- TASK: Word for word, restate every entry that follows.

- PROVIDED RECORDS:
- - - - - - -

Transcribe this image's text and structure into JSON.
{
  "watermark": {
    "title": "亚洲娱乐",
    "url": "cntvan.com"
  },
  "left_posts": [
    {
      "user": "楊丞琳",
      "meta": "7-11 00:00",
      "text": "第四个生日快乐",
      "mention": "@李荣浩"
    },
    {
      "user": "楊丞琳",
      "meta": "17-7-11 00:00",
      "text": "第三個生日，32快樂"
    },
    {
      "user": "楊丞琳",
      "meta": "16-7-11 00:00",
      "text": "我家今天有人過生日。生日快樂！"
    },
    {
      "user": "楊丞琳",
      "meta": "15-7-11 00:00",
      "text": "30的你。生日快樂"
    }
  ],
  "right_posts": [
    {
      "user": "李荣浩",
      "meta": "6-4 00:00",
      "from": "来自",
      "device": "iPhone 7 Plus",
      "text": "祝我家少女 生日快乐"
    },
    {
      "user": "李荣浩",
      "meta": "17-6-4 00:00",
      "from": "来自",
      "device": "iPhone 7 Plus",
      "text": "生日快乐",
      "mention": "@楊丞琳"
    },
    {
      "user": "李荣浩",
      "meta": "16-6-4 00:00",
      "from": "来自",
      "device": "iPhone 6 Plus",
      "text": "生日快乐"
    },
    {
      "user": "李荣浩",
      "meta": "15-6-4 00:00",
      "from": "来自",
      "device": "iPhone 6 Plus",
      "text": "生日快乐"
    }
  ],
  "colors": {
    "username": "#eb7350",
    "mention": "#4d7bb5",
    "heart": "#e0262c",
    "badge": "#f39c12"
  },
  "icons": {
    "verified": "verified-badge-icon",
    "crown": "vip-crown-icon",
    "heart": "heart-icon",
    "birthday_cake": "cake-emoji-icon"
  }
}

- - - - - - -

- TASK SOLUTION:
Transcribe this image's text and structure into JSON.
{
  "watermark": {
    "title": "亚洲娱乐",
    "url": "cntvan.com"
  },
  "left_posts": [
    {
      "user": "楊丞琳",
      "meta": "7-11 00:00",
      "text": "第四个生日快乐",
      "mention": "@李荣浩"
    },
    {
      "user": "楊丞琳",
      "meta": "17-7-11 00:00",
      "text": "第三個生日，32快樂"
    },
    {
      "user": "楊丞琳",
      "meta": "16-7-11 00:00",
      "text": "我家今天有人過生日。生日快樂！"
    },
    {
      "user": "楊丞琳",
      "meta": "15-7-11 00:00",
      "text": "30的你。生日快樂"
    }
  ],
  "right_posts": [
    {
      "user": "李荣浩",
      "meta": "6-4 00:00",
      "from": "来自",
      "device": "iPhone 7 Plus",
      "text": "祝我家少女 生日快乐"
    },
    {
      "user": "李荣浩",
      "meta": "17-6-4 00:00",
      "from": "来自",
      "device": "iPhone 7 Plus",
      "text": "生日快乐",
      "mention": "@楊丞琳"
    },
    {
      "user": "李荣浩",
      "meta": "16-6-4 00:00",
      "from": "来自",
      "device": "iPhone 6 Plus",
      "text": "生日快乐"
    },
    {
      "user": "李荣浩",
      "meta": "15-6-4 00:00",
      "from": "来自",
      "device": "iPhone 6 Plus",
      "text": "生日快乐"
    }
  ],
  "colors": {
    "username": "#eb7350",
    "mention": "#4d7bb5",
    "heart": "#e0262c",
    "badge": "#f39c12"
  },
  "icons": {
    "verified": "verified-badge-icon",
    "crown": "vip-crown-icon",
    "heart": "heart-icon",
    "birthday_cake": "cake-emoji-icon"
  }
}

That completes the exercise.